A group onboarding process will also make preparation easier on the management side. If you are planning walkthroughs or sample workflows, you can save a lot of time by going through the process once. Since you’re preparing for more than one new hire, your onboarding team can devote more time to creating high-quality materials as well.

5. Check-in on new hires

Having a central space for new hires to ask questions and post comments, such as a Slack channel or other group chat, will help new hires stay in communication with each other and with management. It also provides a place for management to monitor the progress of the new hires and evaluate the remote onboarding process.

One-on-one meetings are also important. Schedule informal video calls or chat sessions frequently to answer questions, provide tips and extra training, and generally bring the new employee in as a productive team member.

6. Prepare the onboarding package

If you’re hiring a remote employee or team for the first time, go through a dry-run of the onboarding package; make sure they have all of the software, passwords, technical information, and contacts that they will need to do their job.
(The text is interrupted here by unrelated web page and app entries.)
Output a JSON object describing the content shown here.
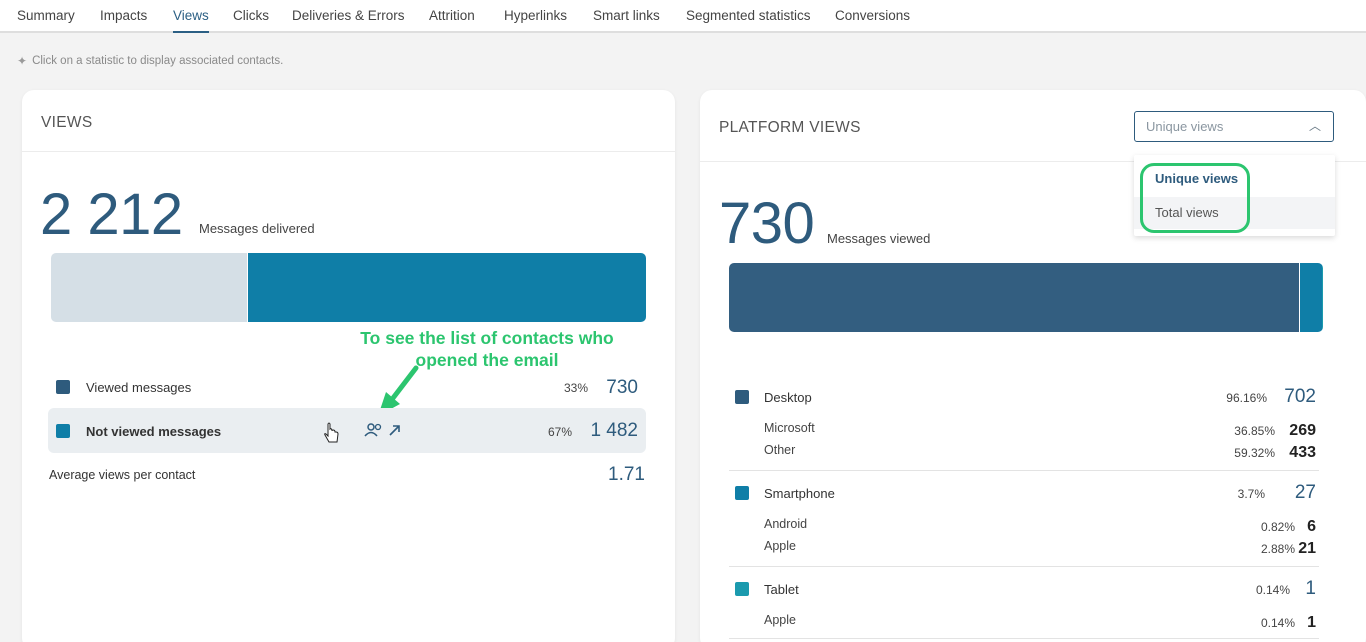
{
  "tabs": [
    "Summary",
    "Impacts",
    "Views",
    "Clicks",
    "Deliveries & Errors",
    "Attrition",
    "Hyperlinks",
    "Smart links",
    "Segmented statistics",
    "Conversions"
  ],
  "active_tab": "Views",
  "hint": "Click on a statistic to display associated contacts.",
  "views_card": {
    "title": "VIEWS",
    "total": "2 212",
    "total_label": "Messages delivered",
    "bar": {
      "viewed_fraction": 0.33,
      "not_viewed_fraction": 0.67
    },
    "rows": [
      {
        "label": "Viewed messages",
        "pct": "33%",
        "value": "730",
        "color": "#2e5b7d"
      },
      {
        "label": "Not viewed messages",
        "pct": "67%",
        "value": "1 482",
        "color": "#0f7ea7"
      }
    ],
    "avg_label": "Average views per contact",
    "avg_value": "1.71",
    "annotation": "To see the list of contacts who opened the email"
  },
  "platform_card": {
    "title": "PLATFORM VIEWS",
    "dropdown_value": "Unique views",
    "dropdown_options": [
      "Unique views",
      "Total views"
    ],
    "total": "730",
    "total_label": "Messages viewed",
    "bar": {
      "desktop_fraction": 0.9616,
      "smartphone_fraction": 0.037,
      "tablet_fraction": 0.0014
    },
    "groups": [
      {
        "label": "Desktop",
        "pct": "96.16%",
        "value": "702",
        "color": "#2e5b7d",
        "subs": [
          {
            "label": "Microsoft",
            "pct": "36.85%",
            "value": "269"
          },
          {
            "label": "Other",
            "pct": "59.32%",
            "value": "433"
          }
        ]
      },
      {
        "label": "Smartphone",
        "pct": "3.7%",
        "value": "27",
        "color": "#0f7ea7",
        "subs": [
          {
            "label": "Android",
            "pct": "0.82%",
            "value": "6"
          },
          {
            "label": "Apple",
            "pct": "2.88%",
            "value": "21"
          }
        ]
      },
      {
        "label": "Tablet",
        "pct": "0.14%",
        "value": "1",
        "color": "#1b9aae",
        "subs": [
          {
            "label": "Apple",
            "pct": "0.14%",
            "value": "1"
          }
        ]
      }
    ]
  },
  "colors": {
    "accent": "#2e5b7d",
    "secondary": "#0f7ea7",
    "tablet": "#1b9aae",
    "empty": "#d5dfe6",
    "annotation": "#2cc56f"
  }
}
If you’ve already hired some remote employees, go through the system and see what can be improved.

7. Introduce them to the team

Introduce the new hires to other members of the organization that they will need to know to request resources, or work with on specific issues. This will save everyone time, and make it easier to track new hires’ progress as they collaborate with various teams.

Onboarding remote employees — the right way 

Onboarding your first remote employee will take some extra preparation. There may be mistakes, and the process may generate a whole list of things that can be improved upon in the future. Keep improving on these best practices; upgrade your materials over time, and don’t stop evaluating the progress of new employees and the success of the onboarding process itself. Soon you’ll be hiring remote employees and teams with ease. Remote work will continue to change every industry for years to come, and to stay competitive it’s important to start the process off right.



Prepare for the new employee by creating a complete onboarding package. Get them online, communicating with team members, and in training as soon as possible. Stay in touch with the new hire, make sure they have all material that they need, assign a mentor to guide them through complex processes, and watch their progress through group chats and one-on-one calls.

Start off by being well prepared. Then, get to know the new employee just as you would in-person. Schedule a call and have an informal chat about the job, their past, and their work goals. Introduce the new employee to the whole team, everyone they will be working with directly, and other teams and management throughout the organization. Keep checking in to make sure they are happy and motivated in their work and have all the resources that they need on hand.

Article By
Managing Editor
Milly is an international lawyer and tech entrepreneur who has advised companies on expanding globally for over 5 years. She is an advocate of remote hiring and regularly consults on future of work matters. Milly founded RemotePad to help employers learn more about building and growing international teams.